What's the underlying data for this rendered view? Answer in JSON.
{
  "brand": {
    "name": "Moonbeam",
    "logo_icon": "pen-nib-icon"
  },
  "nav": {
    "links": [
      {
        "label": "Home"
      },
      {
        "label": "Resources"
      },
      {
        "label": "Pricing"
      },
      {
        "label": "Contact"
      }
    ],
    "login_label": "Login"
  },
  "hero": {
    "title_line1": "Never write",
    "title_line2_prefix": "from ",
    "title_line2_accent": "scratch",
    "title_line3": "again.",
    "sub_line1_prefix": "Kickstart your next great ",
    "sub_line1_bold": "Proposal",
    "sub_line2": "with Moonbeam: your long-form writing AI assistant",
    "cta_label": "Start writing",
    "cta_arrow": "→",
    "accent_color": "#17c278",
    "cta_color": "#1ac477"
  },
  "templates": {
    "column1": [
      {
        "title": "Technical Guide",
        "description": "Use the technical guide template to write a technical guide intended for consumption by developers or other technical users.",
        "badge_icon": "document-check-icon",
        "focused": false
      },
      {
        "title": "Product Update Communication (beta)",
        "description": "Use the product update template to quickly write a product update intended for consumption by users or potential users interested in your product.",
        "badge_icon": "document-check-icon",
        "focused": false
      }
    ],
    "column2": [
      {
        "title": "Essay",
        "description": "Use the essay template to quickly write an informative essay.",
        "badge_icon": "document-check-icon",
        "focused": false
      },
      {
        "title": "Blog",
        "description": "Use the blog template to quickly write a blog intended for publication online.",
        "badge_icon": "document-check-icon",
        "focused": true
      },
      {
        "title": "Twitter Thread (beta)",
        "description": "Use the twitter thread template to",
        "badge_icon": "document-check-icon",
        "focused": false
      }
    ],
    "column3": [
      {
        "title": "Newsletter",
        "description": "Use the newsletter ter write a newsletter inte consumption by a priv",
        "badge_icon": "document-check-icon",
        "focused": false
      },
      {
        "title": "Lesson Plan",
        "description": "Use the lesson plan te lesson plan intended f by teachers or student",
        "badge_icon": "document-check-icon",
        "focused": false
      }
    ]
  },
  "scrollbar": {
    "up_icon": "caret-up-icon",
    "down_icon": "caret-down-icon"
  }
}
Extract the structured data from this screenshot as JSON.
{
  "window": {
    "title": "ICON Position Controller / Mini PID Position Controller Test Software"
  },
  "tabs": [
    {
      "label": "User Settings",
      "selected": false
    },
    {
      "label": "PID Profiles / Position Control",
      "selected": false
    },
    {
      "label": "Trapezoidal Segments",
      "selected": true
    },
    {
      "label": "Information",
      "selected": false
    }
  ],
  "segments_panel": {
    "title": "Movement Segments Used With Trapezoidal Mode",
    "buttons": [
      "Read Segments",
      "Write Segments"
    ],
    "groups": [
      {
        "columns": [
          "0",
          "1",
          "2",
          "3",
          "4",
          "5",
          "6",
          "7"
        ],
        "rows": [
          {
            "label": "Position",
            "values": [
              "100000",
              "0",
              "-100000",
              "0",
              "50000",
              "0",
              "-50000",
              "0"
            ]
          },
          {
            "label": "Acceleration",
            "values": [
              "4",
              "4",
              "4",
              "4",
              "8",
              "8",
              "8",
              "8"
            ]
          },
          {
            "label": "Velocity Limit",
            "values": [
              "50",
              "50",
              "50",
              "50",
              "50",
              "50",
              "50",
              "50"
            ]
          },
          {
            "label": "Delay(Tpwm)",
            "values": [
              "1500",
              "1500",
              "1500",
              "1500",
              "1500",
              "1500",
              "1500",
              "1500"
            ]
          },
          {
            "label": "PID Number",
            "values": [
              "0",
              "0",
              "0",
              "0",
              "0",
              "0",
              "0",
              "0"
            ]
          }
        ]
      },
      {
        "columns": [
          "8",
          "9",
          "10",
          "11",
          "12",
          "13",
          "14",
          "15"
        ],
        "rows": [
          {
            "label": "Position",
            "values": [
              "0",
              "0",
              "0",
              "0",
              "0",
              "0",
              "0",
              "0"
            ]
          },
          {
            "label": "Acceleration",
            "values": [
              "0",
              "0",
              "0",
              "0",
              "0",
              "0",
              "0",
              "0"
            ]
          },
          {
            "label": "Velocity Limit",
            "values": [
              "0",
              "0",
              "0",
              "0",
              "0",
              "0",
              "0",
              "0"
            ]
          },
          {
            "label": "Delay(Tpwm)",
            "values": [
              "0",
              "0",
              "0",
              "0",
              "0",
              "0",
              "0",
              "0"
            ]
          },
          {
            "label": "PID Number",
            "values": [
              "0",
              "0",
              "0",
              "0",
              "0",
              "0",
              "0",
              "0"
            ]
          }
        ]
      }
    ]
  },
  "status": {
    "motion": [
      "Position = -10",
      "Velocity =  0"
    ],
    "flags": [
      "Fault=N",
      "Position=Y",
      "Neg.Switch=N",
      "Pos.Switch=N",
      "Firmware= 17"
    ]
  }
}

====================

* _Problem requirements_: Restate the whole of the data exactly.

* _Exercise result_:
What's the underlying data for this rendered view? Answer in JSON.
{
  "brand": {
    "name": "Moonbeam",
    "logo_icon": "pen-nib-icon"
  },
  "nav": {
    "links": [
      {
        "label": "Home"
      },
      {
        "label": "Resources"
      },
      {
        "label": "Pricing"
      },
      {
        "label": "Contact"
      }
    ],
    "login_label": "Login"
  },
  "hero": {
    "title_line1": "Never write",
    "title_line2_prefix": "from ",
    "title_line2_accent": "scratch",
    "title_line3": "again.",
    "sub_line1_prefix": "Kickstart your next great ",
    "sub_line1_bold": "Proposal",
    "sub_line2": "with Moonbeam: your long-form writing AI assistant",
    "cta_label": "Start writing",
    "cta_arrow": "→",
    "accent_color": "#17c278",
    "cta_color": "#1ac477"
  },
  "templates": {
    "column1": [
      {
        "title": "Technical Guide",
        "description": "Use the technical guide template to write a technical guide intended for consumption by developers or other technical users.",
        "badge_icon": "document-check-icon",
        "focused": false
      },
      {
        "title": "Product Update Communication (beta)",
        "description": "Use the product update template to quickly write a product update intended for consumption by users or potential users interested in your product.",
        "badge_icon": "document-check-icon",
        "focused": false
      }
    ],
    "column2": [
      {
        "title": "Essay",
        "description": "Use the essay template to quickly write an informative essay.",
        "badge_icon": "document-check-icon",
        "focused": false
      },
      {
        "title": "Blog",
        "description": "Use the blog template to quickly write a blog intended for publication online.",
        "badge_icon": "document-check-icon",
        "focused": true
      },
      {
        "title": "Twitter Thread (beta)",
        "description": "Use the twitter thread template to",
        "badge_icon": "document-check-icon",
        "focused": false
      }
    ],
    "column3": [
      {
        "title": "Newsletter",
        "description": "Use the newsletter ter write a newsletter inte consumption by a priv",
        "badge_icon": "document-check-icon",
        "focused": false
      },
      {
        "title": "Lesson Plan",
        "description": "Use the lesson plan te lesson plan intended f by teachers or student",
        "badge_icon": "document-check-icon",
        "focused": false
      }
    ]
  },
  "scrollbar": {
    "up_icon": "caret-up-icon",
    "down_icon": "caret-down-icon"
  }
}
Extract the structured data from this screenshot as JSON.
{
  "window": {
    "title": "ICON Position Controller / Mini PID Position Controller Test Software"
  },
  "tabs": [
    {
      "label": "User Settings",
      "selected": false
    },
    {
      "label": "PID Profiles / Position Control",
      "selected": false
    },
    {
      "label": "Trapezoidal Segments",
      "selected": true
    },
    {
      "label": "Information",
      "selected": false
    }
  ],
  "segments_panel": {
    "title": "Movement Segments Used With Trapezoidal Mode",
    "buttons": [
      "Read Segments",
      "Write Segments"
    ],
    "groups": [
      {
        "columns": [
          "0",
          "1",
          "2",
          "3",
          "4",
          "5",
          "6",
          "7"
        ],
        "rows": [
          {
            "label": "Position",
            "values": [
              "100000",
              "0",
              "-100000",
              "0",
              "50000",
              "0",
              "-50000",
              "0"
            ]
          },
          {
            "label": "Acceleration",
            "values": [
              "4",
              "4",
              "4",
              "4",
              "8",
              "8",
              "8",
              "8"
            ]
          },
          {
            "label": "Velocity Limit",
            "values": [
              "50",
              "50",
              "50",
              "50",
              "50",
              "50",
              "50",
              "50"
            ]
          },
          {
            "label": "Delay(Tpwm)",
            "values": [
              "1500",
              "1500",
              "1500",
              "1500",
              "1500",
              "1500",
              "1500",
              "1500"
            ]
          },
          {
            "label": "PID Number",
            "values": [
              "0",
              "0",
              "0",
              "0",
              "0",
              "0",
              "0",
              "0"
            ]
          }
        ]
      },
      {
        "columns": [
          "8",
          "9",
          "10",
          "11",
          "12",
          "13",
          "14",
          "15"
        ],
        "rows": [
          {
            "label": "Position",
            "values": [
              "0",
              "0",
              "0",
              "0",
              "0",
              "0",
              "0",
              "0"
            ]
          },
          {
            "label": "Acceleration",
            "values": [
              "0",
              "0",
              "0",
              "0",
              "0",
              "0",
              "0",
              "0"
            ]
          },
          {
            "label": "Velocity Limit",
            "values": [
              "0",
              "0",
              "0",
              "0",
              "0",
              "0",
              "0",
              "0"
            ]
          },
          {
            "label": "Delay(Tpwm)",
            "values": [
              "0",
              "0",
              "0",
              "0",
              "0",
              "0",
              "0",
              "0"
            ]
          },
          {
            "label": "PID Number",
            "values": [
              "0",
              "0",
              "0",
              "0",
              "0",
              "0",
              "0",
              "0"
            ]
          }
        ]
      }
    ]
  },
  "status": {
    "motion": [
      "Position = -10",
      "Velocity =  0"
    ],
    "flags": [
      "Fault=N",
      "Position=Y",
      "Neg.Switch=N",
      "Pos.Switch=N",
      "Firmware= 17"
    ]
  }
}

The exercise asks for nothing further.